I’m extremely grateful for being able to base at the Nicholson’s. It’s always hard to know what to expect and so far it has been well above my expectations. Wiggy and Andrew have been extremely helpful and accommodating. It was great to have dinner with the whole family the other night and realise it’s just like home, a crazy eventer life with family, dogs and horses and maybe the odd inappropriate dinner conversation. When you forget that sometimes children don’t have a filter. It was also great to hear stories of Matthew Bates during his time with Andrew as a working pupil many years ago. There may have even been a story or two about Blair Richardson.
I love my little apartment and feel settled in my new home. Although I miss my family, it’s nice to be able to have some relaxation time and focus on being a rider. Interestingly this is the first time in my whole life that I have ever really lived on my own. I must say I’m enjoying not having to be permanently washing clothes, cooking meals etc running a business. I manage to fill my days writing blogs, looking for a car to buy, sticking to my budget and keeping up to date with what’s going on at home. I may have also just discovered amazon online shopping.

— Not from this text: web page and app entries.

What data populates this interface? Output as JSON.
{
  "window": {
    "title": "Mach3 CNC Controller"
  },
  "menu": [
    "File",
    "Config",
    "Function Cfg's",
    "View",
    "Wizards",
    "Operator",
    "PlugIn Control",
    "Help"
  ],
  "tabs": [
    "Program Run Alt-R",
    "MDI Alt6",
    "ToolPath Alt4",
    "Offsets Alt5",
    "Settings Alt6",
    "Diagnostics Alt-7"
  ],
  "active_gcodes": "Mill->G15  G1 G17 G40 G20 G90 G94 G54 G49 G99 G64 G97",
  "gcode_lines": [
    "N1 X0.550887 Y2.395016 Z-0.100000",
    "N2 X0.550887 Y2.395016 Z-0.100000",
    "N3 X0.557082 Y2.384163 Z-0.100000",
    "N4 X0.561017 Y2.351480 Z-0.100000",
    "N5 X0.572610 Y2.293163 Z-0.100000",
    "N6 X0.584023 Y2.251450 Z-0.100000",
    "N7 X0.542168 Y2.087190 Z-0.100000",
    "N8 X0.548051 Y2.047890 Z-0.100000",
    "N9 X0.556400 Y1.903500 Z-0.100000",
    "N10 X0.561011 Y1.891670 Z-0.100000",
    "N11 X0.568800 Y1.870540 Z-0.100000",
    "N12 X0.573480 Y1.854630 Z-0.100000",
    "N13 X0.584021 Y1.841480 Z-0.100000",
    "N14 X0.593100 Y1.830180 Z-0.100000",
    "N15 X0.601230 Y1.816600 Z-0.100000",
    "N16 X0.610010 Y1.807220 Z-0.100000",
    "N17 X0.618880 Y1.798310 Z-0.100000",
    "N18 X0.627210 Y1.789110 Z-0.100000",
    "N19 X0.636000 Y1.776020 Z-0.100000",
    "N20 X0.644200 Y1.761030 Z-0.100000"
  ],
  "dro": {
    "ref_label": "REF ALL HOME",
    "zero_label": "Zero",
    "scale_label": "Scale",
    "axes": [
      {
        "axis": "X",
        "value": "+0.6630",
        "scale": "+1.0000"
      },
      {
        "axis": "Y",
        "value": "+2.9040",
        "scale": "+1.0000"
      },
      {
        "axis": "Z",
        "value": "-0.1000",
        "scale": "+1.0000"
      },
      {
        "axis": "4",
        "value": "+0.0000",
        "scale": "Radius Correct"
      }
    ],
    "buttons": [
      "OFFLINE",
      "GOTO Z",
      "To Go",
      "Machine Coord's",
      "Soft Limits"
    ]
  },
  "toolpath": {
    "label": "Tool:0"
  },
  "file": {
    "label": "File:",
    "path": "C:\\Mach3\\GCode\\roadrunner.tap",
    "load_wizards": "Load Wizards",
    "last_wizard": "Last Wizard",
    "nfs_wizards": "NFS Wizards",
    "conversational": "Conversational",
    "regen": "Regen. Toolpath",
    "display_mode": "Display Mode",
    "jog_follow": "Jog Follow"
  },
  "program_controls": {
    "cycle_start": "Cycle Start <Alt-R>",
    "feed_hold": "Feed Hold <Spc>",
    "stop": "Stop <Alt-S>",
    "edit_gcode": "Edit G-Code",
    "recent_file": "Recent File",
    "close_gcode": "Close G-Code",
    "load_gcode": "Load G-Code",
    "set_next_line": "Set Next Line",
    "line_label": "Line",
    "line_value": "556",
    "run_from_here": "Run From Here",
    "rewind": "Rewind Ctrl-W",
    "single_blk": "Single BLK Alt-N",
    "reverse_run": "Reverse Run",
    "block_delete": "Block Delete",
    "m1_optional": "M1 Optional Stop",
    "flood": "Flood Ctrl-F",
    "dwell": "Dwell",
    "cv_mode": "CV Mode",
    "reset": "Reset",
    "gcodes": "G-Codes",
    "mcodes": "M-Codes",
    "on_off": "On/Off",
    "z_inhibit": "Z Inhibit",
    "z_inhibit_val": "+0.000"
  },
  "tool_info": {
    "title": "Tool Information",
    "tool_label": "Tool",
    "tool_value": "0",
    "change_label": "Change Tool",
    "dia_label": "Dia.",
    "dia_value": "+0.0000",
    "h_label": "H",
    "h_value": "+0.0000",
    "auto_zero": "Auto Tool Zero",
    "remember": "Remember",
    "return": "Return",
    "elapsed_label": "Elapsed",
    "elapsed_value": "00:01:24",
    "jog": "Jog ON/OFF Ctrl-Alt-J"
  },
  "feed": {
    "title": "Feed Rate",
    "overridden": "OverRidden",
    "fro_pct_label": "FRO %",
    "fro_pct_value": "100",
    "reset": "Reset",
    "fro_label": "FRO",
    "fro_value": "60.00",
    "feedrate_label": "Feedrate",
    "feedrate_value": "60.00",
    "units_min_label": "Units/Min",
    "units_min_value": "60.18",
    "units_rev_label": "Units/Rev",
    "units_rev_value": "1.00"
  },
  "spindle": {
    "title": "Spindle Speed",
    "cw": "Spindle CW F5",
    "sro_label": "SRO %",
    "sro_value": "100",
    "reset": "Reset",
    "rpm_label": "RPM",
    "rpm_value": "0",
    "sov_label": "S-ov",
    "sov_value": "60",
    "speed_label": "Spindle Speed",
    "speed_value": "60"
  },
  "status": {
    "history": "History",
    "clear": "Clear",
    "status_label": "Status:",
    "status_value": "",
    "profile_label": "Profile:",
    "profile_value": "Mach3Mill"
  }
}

Adelaide feels settled and is very appreciative to have his own stable block all to himself, he really is being treated like a superstar. I love having my own area to work in which allows me to continue my OCD ways. Yes I packed way too much gear. I have access to great arenas and hacking and advice from one of the most experienced eventers in the world. To top it off the beautiful scenery. I’m extremely blessed that so far the English weather has been amazing and I’m very much looking forward to this weeks forecast of 8 days over 25 degrees as I know the bubble of good weather will burst eventually.
Whatever happens over the next few weeks is anyone’s guess but I’m living the dream and enjoying this very special moment in my life. To be able to chase one’s dreams is not always possible and because of the amazing people that make up the Australian Eventing community I’m here and loving it and hopefully everyone back home can feel they are a part of our journey as well.

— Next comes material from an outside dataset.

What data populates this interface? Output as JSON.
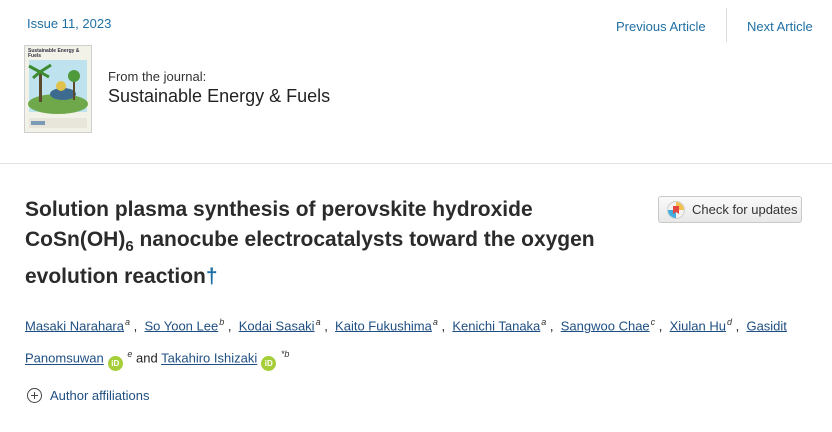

Just a quick reminder to everyone to check out my online auction that is up on Nominate, there are many great items big and small to suit everyone’s budget. Some exciting news for our online auction, thanks to Kathy O’Hara, Chris Waller Racing and Peter Tighe from Magic Bloodstock Racing we will have on offer a signed poster of Australia’s favourite racehorse Winx.
Winx is considered the “World’s Best horse on Turf” and “World’s Best Mare”.
The online auction closes on the 1st July so make sure you don’t miss out and get your bids in.